          - richness of blood capillaries and their proximity to inner surface account for hemorrhage into joints that may follow minor injuries;
- Histology:
    - synovial membrane is comprised of a sheet of fibrous connective tissue;
    - synovial cells resemble fibroblasts;
    - it has no epithelial component;
    - two types of synovial cells have been described;
         - type A:
              - prominent surface ruffling w/ lysosomes & has smooth-walled vesicles;
              - resembles macrophages of the body;
         - type B:
              - secretory (fibroblast-like) cells w/ abundant rough endoplasmic reticulum;
              - this cell type seems likely to be the source of glycoprotein and hyaluronic acid of synovial fluid;
- Regenerative Capacity:
    - synovial cells may transform into chondrocytes may occur at attachment site of the synovial membrane to periphery of articular cartilage;
    - synovial cells are capable of rapid and complete repair or regeneration;
- Innervation:
    - nerves entering the Synovium appear to be distributed primarily to blood vessels, probably as vasomotor and vasosensory nerves;
    - observation that the synovium is not very sensitive to pain suggests that relatively few of the nerve fibers are pain fibers;
- Response to Infection:
    - w/ challenged w/ an infectious inoculum, synovial membrane undergoes an acute inflammatory response w/ accumulation of PMN's & monocytes;
          - complement activation produces chemotactic factors and other mediators of inflammation that enhance the inflammatory process;
    - if infection is not quelled, synovium will necrose w/ in 24 hrs, followed by necrosis of chondrocytes & failure of glycosaminoglycan production;
    - even if infection is quelled, PMN's will phagocyticize immune complexes, which secrete toxins that lead to death of the cells;
           - acute inflammatory respose along w/ cellular disintegration (w/ release of lysosomal enzymes & proteases) will further injure chondrocytes

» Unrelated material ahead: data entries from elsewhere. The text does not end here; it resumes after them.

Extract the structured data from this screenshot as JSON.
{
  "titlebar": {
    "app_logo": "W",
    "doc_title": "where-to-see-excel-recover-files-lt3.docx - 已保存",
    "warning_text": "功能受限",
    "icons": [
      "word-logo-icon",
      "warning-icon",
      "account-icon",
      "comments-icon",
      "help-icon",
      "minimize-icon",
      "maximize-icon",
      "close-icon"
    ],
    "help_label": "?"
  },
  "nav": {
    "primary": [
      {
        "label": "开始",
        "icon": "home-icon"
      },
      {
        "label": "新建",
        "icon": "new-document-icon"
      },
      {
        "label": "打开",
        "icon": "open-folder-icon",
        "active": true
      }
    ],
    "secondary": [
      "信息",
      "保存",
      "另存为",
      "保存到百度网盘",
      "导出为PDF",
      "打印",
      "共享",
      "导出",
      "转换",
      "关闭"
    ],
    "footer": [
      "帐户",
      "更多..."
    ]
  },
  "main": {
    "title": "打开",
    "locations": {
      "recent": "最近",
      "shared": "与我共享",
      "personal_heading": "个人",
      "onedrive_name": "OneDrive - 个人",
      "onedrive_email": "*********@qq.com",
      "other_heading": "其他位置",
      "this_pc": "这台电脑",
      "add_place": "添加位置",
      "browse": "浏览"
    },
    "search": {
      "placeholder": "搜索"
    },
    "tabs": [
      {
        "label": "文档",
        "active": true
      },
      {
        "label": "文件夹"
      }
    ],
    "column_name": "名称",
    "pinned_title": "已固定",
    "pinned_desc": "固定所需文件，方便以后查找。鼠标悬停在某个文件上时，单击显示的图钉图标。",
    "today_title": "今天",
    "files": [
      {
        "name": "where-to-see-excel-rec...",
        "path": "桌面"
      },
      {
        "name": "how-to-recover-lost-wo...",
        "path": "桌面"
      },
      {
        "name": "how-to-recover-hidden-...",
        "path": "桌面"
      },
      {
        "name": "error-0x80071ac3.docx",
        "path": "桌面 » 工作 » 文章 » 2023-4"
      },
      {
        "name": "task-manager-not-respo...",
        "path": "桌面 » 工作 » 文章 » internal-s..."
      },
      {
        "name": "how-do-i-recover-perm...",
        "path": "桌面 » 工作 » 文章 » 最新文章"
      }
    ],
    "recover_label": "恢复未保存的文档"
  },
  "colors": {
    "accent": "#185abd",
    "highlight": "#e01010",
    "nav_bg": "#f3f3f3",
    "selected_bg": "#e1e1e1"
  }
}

- reference:

Current Concepts in Synovial Tissue of the Knee Joint



Original Text by Clifford R. Wheeless, III, MD.

Last updated by Data Trace Staff on Tuesday, August 21, 2012 11:54 am